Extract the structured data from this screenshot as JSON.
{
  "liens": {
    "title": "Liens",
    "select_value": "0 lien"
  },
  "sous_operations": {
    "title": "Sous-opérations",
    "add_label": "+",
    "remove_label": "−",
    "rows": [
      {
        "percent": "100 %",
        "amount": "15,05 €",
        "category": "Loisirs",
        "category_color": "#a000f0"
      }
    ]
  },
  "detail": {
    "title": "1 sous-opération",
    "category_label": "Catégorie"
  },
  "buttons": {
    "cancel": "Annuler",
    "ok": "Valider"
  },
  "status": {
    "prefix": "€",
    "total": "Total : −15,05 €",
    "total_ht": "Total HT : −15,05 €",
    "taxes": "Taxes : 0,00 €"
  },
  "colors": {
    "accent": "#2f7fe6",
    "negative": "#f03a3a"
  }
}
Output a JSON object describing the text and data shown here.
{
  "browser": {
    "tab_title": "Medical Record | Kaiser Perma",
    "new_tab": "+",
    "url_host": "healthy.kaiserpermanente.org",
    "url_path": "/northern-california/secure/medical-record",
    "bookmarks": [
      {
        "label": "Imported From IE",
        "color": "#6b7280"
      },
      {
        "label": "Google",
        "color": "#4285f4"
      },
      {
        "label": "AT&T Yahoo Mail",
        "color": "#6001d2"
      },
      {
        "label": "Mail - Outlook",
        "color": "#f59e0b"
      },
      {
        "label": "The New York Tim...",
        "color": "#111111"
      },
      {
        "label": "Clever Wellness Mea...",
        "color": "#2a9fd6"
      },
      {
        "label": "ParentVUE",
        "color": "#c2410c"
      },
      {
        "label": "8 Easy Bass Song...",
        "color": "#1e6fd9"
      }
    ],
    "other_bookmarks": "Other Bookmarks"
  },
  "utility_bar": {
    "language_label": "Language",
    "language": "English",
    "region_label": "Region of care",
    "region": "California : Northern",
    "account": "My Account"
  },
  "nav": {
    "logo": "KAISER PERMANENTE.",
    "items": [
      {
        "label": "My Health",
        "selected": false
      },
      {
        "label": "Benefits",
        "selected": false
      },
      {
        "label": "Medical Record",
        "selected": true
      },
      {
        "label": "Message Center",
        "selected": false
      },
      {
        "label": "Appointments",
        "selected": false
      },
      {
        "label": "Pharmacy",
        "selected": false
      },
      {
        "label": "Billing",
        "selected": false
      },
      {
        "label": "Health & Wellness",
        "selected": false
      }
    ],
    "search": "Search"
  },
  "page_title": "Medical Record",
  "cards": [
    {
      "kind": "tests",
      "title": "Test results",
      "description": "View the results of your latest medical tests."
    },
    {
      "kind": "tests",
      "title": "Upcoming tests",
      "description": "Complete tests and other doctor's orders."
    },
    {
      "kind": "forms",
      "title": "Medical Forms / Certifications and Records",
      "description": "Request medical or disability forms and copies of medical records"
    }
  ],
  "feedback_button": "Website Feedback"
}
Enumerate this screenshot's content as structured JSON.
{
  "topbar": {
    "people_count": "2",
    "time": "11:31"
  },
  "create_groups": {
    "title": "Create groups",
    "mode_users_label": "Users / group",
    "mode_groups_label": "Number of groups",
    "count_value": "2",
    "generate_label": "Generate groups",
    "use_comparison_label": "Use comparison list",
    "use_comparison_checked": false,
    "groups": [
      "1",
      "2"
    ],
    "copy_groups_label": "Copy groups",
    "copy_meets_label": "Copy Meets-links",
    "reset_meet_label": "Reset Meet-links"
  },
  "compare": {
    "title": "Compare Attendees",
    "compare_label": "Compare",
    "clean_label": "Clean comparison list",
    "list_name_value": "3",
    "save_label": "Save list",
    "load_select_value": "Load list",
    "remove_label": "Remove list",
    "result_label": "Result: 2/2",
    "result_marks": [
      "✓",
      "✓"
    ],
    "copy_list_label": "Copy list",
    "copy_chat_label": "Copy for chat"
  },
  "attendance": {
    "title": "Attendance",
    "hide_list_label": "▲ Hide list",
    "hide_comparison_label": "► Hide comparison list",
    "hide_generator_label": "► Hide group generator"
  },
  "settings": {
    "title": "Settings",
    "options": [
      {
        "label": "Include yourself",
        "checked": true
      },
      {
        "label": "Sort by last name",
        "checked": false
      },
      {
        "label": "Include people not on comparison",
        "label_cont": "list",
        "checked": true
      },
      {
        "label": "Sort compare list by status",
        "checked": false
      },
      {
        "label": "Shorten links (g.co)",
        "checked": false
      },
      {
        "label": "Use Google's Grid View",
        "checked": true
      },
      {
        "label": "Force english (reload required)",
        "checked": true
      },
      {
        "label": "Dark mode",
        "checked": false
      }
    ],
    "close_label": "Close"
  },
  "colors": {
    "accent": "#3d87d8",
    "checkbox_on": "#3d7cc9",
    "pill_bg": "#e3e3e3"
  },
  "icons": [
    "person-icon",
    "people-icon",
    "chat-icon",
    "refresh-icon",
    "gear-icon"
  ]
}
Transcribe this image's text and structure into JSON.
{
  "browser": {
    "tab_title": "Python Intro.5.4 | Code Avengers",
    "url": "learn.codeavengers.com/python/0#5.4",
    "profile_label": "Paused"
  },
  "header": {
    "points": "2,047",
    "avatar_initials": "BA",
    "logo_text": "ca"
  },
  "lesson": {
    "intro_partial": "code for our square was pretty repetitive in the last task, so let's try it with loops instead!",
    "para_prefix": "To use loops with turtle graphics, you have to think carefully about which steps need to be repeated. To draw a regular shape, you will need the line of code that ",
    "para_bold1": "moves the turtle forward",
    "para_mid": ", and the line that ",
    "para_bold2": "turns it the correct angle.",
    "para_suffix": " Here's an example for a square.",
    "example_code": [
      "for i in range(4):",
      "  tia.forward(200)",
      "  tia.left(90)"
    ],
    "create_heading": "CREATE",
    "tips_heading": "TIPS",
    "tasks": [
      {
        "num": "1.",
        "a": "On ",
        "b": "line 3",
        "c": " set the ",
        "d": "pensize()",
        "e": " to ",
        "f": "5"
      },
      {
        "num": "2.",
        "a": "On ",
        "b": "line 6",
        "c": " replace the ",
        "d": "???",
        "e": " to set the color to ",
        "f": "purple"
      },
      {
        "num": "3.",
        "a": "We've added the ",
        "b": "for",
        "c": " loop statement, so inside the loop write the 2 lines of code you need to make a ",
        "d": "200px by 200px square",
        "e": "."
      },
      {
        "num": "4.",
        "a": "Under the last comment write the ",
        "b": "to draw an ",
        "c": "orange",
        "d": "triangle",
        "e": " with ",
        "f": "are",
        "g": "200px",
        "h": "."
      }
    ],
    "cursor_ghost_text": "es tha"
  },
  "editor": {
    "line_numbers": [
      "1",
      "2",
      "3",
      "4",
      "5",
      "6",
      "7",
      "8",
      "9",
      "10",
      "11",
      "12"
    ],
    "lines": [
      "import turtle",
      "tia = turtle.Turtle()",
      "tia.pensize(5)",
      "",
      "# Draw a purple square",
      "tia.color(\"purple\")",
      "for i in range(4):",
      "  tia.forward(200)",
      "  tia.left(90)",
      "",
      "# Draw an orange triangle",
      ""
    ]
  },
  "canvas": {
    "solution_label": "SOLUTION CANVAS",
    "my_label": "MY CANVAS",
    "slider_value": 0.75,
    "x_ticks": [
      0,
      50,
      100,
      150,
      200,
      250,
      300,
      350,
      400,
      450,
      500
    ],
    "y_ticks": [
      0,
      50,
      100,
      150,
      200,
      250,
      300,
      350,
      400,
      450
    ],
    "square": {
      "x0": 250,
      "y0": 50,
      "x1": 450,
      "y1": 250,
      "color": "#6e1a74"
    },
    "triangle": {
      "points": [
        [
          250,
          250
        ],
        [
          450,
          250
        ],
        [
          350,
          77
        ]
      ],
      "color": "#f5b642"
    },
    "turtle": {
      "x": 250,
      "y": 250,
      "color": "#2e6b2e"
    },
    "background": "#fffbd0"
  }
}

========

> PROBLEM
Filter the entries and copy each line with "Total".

> PROBLEM SOLUTION
    "total": "Total : −15,05 €",
    "total_ht": "Total HT : −15,05 €",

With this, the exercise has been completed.